Libya’s interim president, Mohammed Al-Megarif, apologized to the United States for the attack, which he described as “cowardly.” Speaking to reporters, he offered his condolences on the death of the four Americans and vowed to bring the culprits to justice and maintain his country’s close relations with the United States.
The three Americans killed with Stevens were security guards, Al-Megarif said.
Ibrahim Dabbashi, Libya’s deputy UN ambassador said there were “maybe less than 10 victims from the (Libyan) security forces.”
He said “some of them were killed at the start of the attack.”
In Cairo, the riot police stood by the embassy’s walls but continued to allow protesters to climb them for several hours. The protesters, however, appeared to intentionally stick to certain limits. A few entered the embassy grounds to remove the flags and come back, but otherwise the chanting youth stayed on top of the walls without storming the compound or damaging property.
Western countries expressed outrage at the killing of the US ambassador. But Western condemnation collided with growing anger in the Muslim World over online clips of the low-budget film that sparked the consulate attack.
Afghanistan, meanwhile, blocked YouTube for nearly 90 minutes to discourage people from watching the film that it called an “inhuman and insulting act”.
Iran blamed the US for what it called the “repulsive” movie. “The US government has the responsibility to stop this dangerous trend in the spreading of insults to Islamic Ummah’s (nation’s) highest sanctities,” said a foreign ministry spokesman.
NATO chief Anders Fogh Rasmussen called on Libya’s government to ensure “a peaceful, secure and democratic future”.
The UN’s top political official, Jeffrey Feltman, said that at the world body “we condemn in the strongest terms” the attack, adding that the killings “further emphasize” Libya’s security challenges.
And Polish President Bronislaw Komorowski suggested that “extremist activities by Al-Qaeda” may have played a role in stirring up protesters’ emotions.
The killings drew wide condemnation in the rest of Europe. EU diplomatic chief Catherine Ashton called the attacks “despicable” and German government spokesman Steffen Seibert said they were “tragic and difficult to bear”.
British Foreign Secretary William Hague called on the Libyan authorities “to ensure that this is fully investigated, that those responsible are brought to justice”.
Canada echoed that call, with Minister for Foreign Affairs John Baird saying Libya must protect foreign diplomats and “ensure the extremists responsible are brought to swift justice”.
The Vatican for its part condemned both the anti-Muslim “provocations” of the film and the resulting “unacceptable violence”.
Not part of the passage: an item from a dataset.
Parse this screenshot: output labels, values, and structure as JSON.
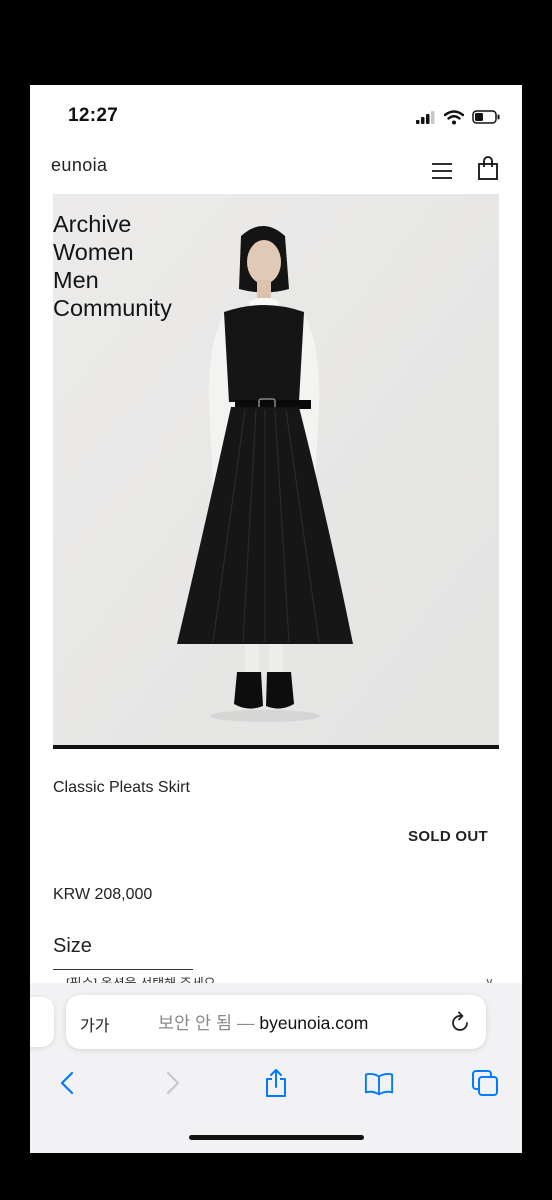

And Israel, closest US ally in the Middle East, conveyed its condolences, with Prime Minister Benjamin Netanyahu saying: “The people of Israel stand alongside the American people in their sorrow.” — Agencies